→ **EXERCISE OBJECTIVE**: Filter the entries for the word "第二次全国农业普查主要数据公报". Copy each line that has it.

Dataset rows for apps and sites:
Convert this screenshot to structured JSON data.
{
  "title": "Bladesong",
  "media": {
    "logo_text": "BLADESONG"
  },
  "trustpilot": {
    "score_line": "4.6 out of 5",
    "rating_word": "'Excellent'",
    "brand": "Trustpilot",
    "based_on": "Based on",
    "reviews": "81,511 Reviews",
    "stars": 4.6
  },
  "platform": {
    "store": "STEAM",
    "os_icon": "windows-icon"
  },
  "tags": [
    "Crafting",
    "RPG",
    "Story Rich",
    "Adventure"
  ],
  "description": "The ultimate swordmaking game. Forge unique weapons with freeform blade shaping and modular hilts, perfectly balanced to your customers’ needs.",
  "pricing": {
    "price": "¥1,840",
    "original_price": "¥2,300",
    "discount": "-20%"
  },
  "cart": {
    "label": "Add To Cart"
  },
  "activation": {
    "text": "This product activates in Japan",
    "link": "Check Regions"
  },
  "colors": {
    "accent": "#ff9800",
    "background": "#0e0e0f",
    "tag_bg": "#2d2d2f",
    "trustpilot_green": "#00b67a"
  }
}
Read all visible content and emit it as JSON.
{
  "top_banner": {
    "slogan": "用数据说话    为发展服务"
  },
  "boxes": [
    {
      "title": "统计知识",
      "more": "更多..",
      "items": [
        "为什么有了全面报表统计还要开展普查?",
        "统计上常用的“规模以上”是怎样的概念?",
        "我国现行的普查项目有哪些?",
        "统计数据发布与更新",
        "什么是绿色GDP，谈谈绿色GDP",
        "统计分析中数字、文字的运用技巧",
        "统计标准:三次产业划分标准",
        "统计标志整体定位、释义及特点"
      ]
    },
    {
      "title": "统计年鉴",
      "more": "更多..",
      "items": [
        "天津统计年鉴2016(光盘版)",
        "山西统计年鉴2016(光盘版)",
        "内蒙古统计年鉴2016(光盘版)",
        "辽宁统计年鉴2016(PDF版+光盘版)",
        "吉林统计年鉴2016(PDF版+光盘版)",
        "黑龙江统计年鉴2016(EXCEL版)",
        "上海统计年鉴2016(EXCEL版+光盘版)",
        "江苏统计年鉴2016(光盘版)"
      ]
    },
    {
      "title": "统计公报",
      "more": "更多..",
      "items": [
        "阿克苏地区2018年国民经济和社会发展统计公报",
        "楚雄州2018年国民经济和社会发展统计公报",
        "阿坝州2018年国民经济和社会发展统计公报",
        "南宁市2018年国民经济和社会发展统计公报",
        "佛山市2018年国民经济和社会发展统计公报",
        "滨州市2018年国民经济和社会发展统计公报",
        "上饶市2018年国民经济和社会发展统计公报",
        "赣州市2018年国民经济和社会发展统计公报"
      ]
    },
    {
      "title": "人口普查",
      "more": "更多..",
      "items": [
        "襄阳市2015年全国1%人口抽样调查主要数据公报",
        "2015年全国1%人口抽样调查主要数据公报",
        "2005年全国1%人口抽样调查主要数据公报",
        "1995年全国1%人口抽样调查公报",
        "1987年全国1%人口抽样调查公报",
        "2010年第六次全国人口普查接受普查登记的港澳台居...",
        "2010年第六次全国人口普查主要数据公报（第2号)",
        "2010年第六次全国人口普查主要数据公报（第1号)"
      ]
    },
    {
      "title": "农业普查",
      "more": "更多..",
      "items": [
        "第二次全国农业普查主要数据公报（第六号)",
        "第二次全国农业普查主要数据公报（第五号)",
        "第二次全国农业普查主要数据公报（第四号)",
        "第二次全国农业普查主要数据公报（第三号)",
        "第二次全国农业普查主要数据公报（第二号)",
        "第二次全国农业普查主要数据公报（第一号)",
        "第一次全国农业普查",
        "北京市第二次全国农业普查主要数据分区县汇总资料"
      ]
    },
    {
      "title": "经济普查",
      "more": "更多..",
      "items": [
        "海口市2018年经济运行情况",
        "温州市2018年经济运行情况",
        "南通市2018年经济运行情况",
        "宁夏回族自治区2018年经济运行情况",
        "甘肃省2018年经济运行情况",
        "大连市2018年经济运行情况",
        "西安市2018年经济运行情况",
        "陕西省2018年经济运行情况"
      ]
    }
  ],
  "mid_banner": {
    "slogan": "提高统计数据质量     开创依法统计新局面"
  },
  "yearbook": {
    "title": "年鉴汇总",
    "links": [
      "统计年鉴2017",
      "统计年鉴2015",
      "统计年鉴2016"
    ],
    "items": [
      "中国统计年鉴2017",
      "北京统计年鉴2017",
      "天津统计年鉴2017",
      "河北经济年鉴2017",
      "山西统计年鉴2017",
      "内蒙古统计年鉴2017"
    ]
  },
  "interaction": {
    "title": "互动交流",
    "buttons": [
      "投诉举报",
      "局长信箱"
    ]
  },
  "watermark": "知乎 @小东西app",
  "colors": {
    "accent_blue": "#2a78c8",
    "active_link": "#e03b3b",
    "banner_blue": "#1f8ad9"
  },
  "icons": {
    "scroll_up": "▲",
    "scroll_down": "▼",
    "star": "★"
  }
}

→ **TASK RESPONSE**:
        "第二次全国农业普查主要数据公报（第六号)",
        "第二次全国农业普查主要数据公报（第五号)",
        "第二次全国农业普查主要数据公报（第四号)",
        "第二次全国农业普查主要数据公报（第三号)",
        "第二次全国农业普查主要数据公报（第二号)",
        "第二次全国农业普查主要数据公报（第一号)",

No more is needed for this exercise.